The New York Times recently reported on a couple who were married twice in one day. Once in one state for the bride’s family, hopped a plane, changed clothes and married again in another state with the groom’s family in attendance. This is not quite what I mean by, “our wedding: the sequel” though if you can sell a wedding two times you are almost there. I’d say sell it three times to that couple, because what the sequel truly means is small wedding during these times of upheaval…and a great big party later in the year when the masks truly can come off. Book them two dates. Talk to your clients about how you can tie aspects of the wedding day into the “after” party. Is it the plated meal, now served smaller, as passed appetizers? Mini wedding cake desserts instead of the beautifully tiered cake served (or vice versa). How can you incorporate similar florals, colors, or perhaps make it reflect the tone of the destination they had hoped to spend their honeymoon? 

This “micro” wedding looks anything but, incorporating all of the drama and over-the-top grandeur of a formal wedding. Awash with the high-end goodness of peonies and other remarkable florals, By Chenai highlighted how design can play a key role in creating atmosphere and ambiance. Photo courtesy Rebecca Goddard from the Wedding Trend Report. 

Finally, be safe

Beyond all of these trends that will assist us in understanding our clientele, the most important thing we must do, even as the vaccination brings the U.S. population to herd immunity…is be COVID-protocol prepared. In order for our venues to reopen, and for our clients to return, we must have safety precautions and proper guidelines in place.

Backyard weddings will continue to trend as long as venues remain compromised. That doesn’t mean the couple shouldn’t have an incredible altar space. Photo courtesy Rock Paper Coin 

Keep these four cornerstones at the forefront of your client communication:
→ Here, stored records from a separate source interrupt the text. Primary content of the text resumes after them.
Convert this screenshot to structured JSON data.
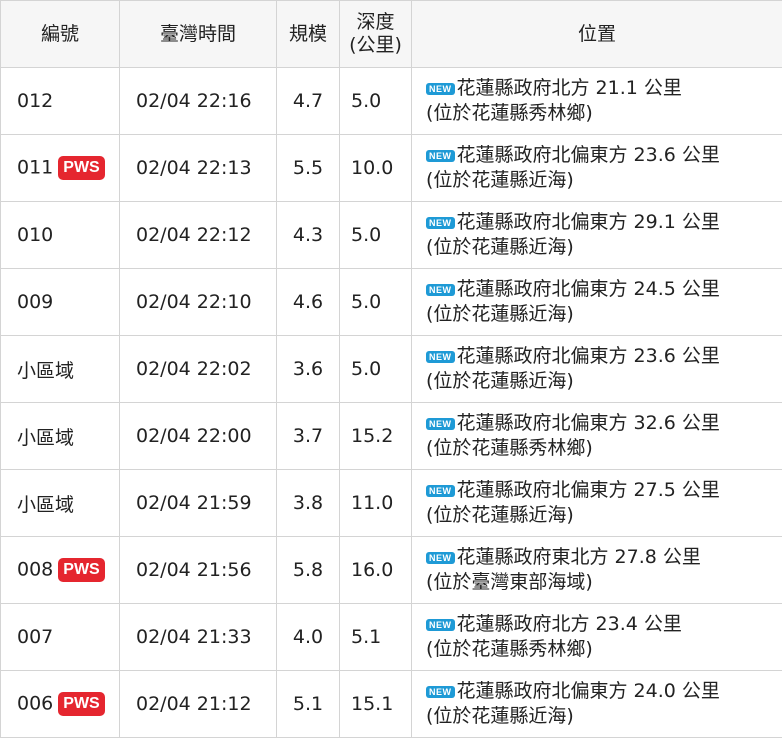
{
  "header": {
    "id": "編號",
    "time": "臺灣時間",
    "magnitude": "規模",
    "depth_line1": "深度",
    "depth_line2": "(公里)",
    "location": "位置"
  },
  "badges": {
    "pws": "PWS",
    "new": "NEW"
  },
  "colors": {
    "pws": "#e5262f",
    "new": "#1e9ad6",
    "header_bg": "#f6f6f6",
    "border": "#d4d4d4"
  },
  "rows": [
    {
      "id": "012",
      "pws": false,
      "time": "02/04 22:16",
      "mag": "4.7",
      "depth": "5.0",
      "loc1": "花蓮縣政府北方 21.1 公里",
      "loc2": "(位於花蓮縣秀林鄉)"
    },
    {
      "id": "011",
      "pws": true,
      "time": "02/04 22:13",
      "mag": "5.5",
      "depth": "10.0",
      "loc1": "花蓮縣政府北偏東方 23.6 公里",
      "loc2": "(位於花蓮縣近海)"
    },
    {
      "id": "010",
      "pws": false,
      "time": "02/04 22:12",
      "mag": "4.3",
      "depth": "5.0",
      "loc1": "花蓮縣政府北偏東方 29.1 公里",
      "loc2": "(位於花蓮縣近海)"
    },
    {
      "id": "009",
      "pws": false,
      "time": "02/04 22:10",
      "mag": "4.6",
      "depth": "5.0",
      "loc1": "花蓮縣政府北偏東方 24.5 公里",
      "loc2": "(位於花蓮縣近海)"
    },
    {
      "id": "小區域",
      "pws": false,
      "time": "02/04 22:02",
      "mag": "3.6",
      "depth": "5.0",
      "loc1": "花蓮縣政府北偏東方 23.6 公里",
      "loc2": "(位於花蓮縣近海)"
    },
    {
      "id": "小區域",
      "pws": false,
      "time": "02/04 22:00",
      "mag": "3.7",
      "depth": "15.2",
      "loc1": "花蓮縣政府北偏東方 32.6 公里",
      "loc2": "(位於花蓮縣秀林鄉)"
    },
    {
      "id": "小區域",
      "pws": false,
      "time": "02/04 21:59",
      "mag": "3.8",
      "depth": "11.0",
      "loc1": "花蓮縣政府北偏東方 27.5 公里",
      "loc2": "(位於花蓮縣近海)"
    },
    {
      "id": "008",
      "pws": true,
      "time": "02/04 21:56",
      "mag": "5.8",
      "depth": "16.0",
      "loc1": "花蓮縣政府東北方 27.8 公里",
      "loc2": "(位於臺灣東部海域)"
    },
    {
      "id": "007",
      "pws": false,
      "time": "02/04 21:33",
      "mag": "4.0",
      "depth": "5.1",
      "loc1": "花蓮縣政府北方 23.4 公里",
      "loc2": "(位於花蓮縣秀林鄉)"
    },
    {
      "id": "006",
      "pws": true,
      "time": "02/04 21:12",
      "mag": "5.1",
      "depth": "15.1",
      "loc1": "花蓮縣政府北偏東方 24.0 公里",
      "loc2": "(位於花蓮縣近海)"
    }
  ]
}
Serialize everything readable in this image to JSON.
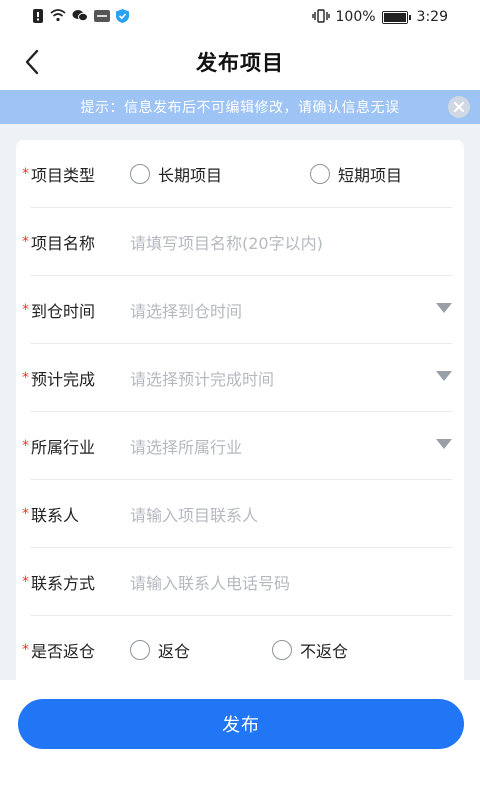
{
  "status_bar": {
    "battery": "100%",
    "time": "3:29"
  },
  "nav": {
    "title": "发布项目"
  },
  "notice": {
    "text": "提示：信息发布后不可编辑修改，请确认信息无误"
  },
  "form": {
    "required_mark": "*",
    "project_type": {
      "label": "项目类型",
      "option1": "长期项目",
      "option2": "短期项目"
    },
    "project_name": {
      "label": "项目名称",
      "placeholder": "请填写项目名称(20字以内)"
    },
    "arrival_time": {
      "label": "到仓时间",
      "placeholder": "请选择到仓时间"
    },
    "expected_completion": {
      "label": "预计完成",
      "placeholder": "请选择预计完成时间"
    },
    "industry": {
      "label": "所属行业",
      "placeholder": "请选择所属行业"
    },
    "contact_person": {
      "label": "联系人",
      "placeholder": "请输入项目联系人"
    },
    "contact_method": {
      "label": "联系方式",
      "placeholder": "请输入联系人电话号码"
    },
    "return_warehouse": {
      "label": "是否返仓",
      "option1": "返仓",
      "option2": "不返仓"
    }
  },
  "submit": {
    "label": "发布"
  },
  "colors": {
    "primary": "#2076f5",
    "notice_bg": "#9ec3f5",
    "required": "#e6362f",
    "placeholder": "#b5b9c0",
    "page_bg": "#eef1f6"
  }
}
  • Physical distancing or crowd density guidelines: Follow your local authority’s guidance for venue capacity and/or square feet per person. Use technology for crowd counting, ensure passages and areas around tables are sufficiently wide, and institute one-way traffic flow in and out of the venue if possible. If masks are required, establish designated eating areas (this is where formal plated service excels!), and consider having servers place drink orders for guests versus queuing, or bar cart service to tables.
  • Cleaning & hygiene: Let your clients know that your venue is deep cleaned prior to move in and also shortly before the event opens. Establish a cleaning regimen that focuses on high touchpoint areas. Have a gloved and masked butler with hand sanitizer for guests as they enter. Consider your audio visual, such as microphones. If the father of the bride has used the microphone, ensure it is cleaned thoroughly (or have a spare) before allowing the best man to take it.
  • Detection: Assure your clients that your employees are tested regularly. Have a private room or other isolation area available for any guest to be taken, should they show signs of illness. If you are asked to supply onsite testing, have that cost and vendor service at the ready (and it won’t be cheap!).
  • Communication: Use signage, decals, and props in playful ways to get your point across regarding safe practices. Don’t put your servers in the position of policing guests but also do not expect that your employees are willing to put themselves in harm’s way because of a maskless, uncooperative guest. Support your staff first and foremost.

Please note: The above cornerstones are pulled from the Informa AllSecure guidelines. Informa is the parent company of Catersource.

Bottom line: get ready…weddings are returning, and they will roar!  

Kathleen Stoehr

Kathleen Stoehr is the Director of Community & Content Strategy for Informa Connect | Catersource and Special Events magazines, including all digital content for both websites and e-newsletter products. She also vets, hires, guides and coordinates all live education at Catersource Conference & Tradeshow, Art of Catering Food, Leading Caterers of America Executive Summit, and bridge content at The Special Event.